(I do have some faint forlorn hope that perhaps the phone might support making more use of the SD card once the promised update to Android 8 comes in, but I’m not exactly holding my breath. Google has never had much interest in supporting SD cards on its Android devices, and I doubt they care much for them on this Moto either.)

Making Android Pay

Here’s another new function I’ve played with: the NFC payment function built into Android Pay. I did that a little with the old Nexus, but never really got fully into it. But I’ve given it a shot with the Moto X4, and Android Pay works great. I just have to unlock the phone and touch it to a compatible card-reading terminal, and it makes the payment without me having to get out my wallet.

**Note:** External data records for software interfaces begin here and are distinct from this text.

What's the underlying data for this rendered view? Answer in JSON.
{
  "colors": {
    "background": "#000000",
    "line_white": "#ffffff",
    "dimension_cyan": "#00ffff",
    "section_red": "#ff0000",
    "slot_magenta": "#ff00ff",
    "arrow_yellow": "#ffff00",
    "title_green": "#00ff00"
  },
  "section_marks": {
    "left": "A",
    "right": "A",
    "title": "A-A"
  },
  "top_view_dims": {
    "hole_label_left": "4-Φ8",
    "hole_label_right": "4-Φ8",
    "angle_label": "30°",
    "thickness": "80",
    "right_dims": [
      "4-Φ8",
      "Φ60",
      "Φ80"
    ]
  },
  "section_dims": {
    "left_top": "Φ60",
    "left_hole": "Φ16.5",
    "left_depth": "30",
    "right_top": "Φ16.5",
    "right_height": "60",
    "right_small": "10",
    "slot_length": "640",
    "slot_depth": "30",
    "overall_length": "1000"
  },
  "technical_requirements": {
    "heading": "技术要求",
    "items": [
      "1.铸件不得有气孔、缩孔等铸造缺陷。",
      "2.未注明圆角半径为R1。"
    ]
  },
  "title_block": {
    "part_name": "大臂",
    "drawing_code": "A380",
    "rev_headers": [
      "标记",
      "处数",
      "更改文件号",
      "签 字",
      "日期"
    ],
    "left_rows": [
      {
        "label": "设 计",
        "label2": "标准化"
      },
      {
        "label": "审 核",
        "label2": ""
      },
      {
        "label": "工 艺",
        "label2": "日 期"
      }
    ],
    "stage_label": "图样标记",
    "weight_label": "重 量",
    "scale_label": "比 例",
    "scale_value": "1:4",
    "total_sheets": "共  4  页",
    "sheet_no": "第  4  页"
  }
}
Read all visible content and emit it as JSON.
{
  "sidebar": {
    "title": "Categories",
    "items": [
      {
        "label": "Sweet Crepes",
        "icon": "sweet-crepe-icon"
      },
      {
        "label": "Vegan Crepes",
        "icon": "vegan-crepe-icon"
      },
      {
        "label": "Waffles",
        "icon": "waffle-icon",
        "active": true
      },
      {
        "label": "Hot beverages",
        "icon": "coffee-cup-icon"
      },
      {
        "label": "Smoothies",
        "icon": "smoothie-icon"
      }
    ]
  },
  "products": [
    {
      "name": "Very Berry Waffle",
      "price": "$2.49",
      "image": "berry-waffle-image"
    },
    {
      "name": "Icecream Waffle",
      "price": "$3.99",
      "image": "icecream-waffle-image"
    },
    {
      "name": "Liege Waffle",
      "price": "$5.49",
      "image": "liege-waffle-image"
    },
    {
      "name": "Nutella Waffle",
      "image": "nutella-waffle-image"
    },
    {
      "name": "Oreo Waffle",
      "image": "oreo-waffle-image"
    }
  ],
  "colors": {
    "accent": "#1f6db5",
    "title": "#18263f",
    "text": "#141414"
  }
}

In some respects it’s kind of a toy or gimmick—it’s not really that hard to pull my card out of my wallet, after all. But it’s just so neat, I can hardly resist it. In the old days, we could pay to use the phone—and now we can use our phone to pay.

In Conclusion: A Really Nice Mid-Range Phone

If you’re in the market for a good mid-range Android phone, you could do a lot worse than the Moto X4—especially if you’re planning to use it with Project Fi. Motorola’s a decent brand, and the Android One name should mean it comes in for more support from Google than either of the other two versions. That being said, the other versions may offer some alternate features and capabilities you might prefer, such as adoptable storage or the fingerprint sensor gestures—so perhaps you might want to go with one of them instead. (Incidentally, the Amazon Motorola X4 with lockscreen ads is now down to $280 for Prime members. If I had it to do over, I might just go with that one today instead.)

I’m glad Project Fi made this phone available, but I do hope that they come out with some low-end phones that work with their service too. It undercuts the low-budget nature of the plan if you have to spend at least $400 on a phone to use with it.

Whichever version you get, this is a great, water-resistant gadget you can easily use for e-reading in addition to its other functions. While I wouldn’t turn down one of the Pixel phones if someone were to hand one to me, the Moto X4 is more than satisfactory for my needs.

If you found this post worth reading and want to kick in a buck or two to the author, click here. Also, if you use this referral link to sign up for Project Fi, you and I will both get $20 credit.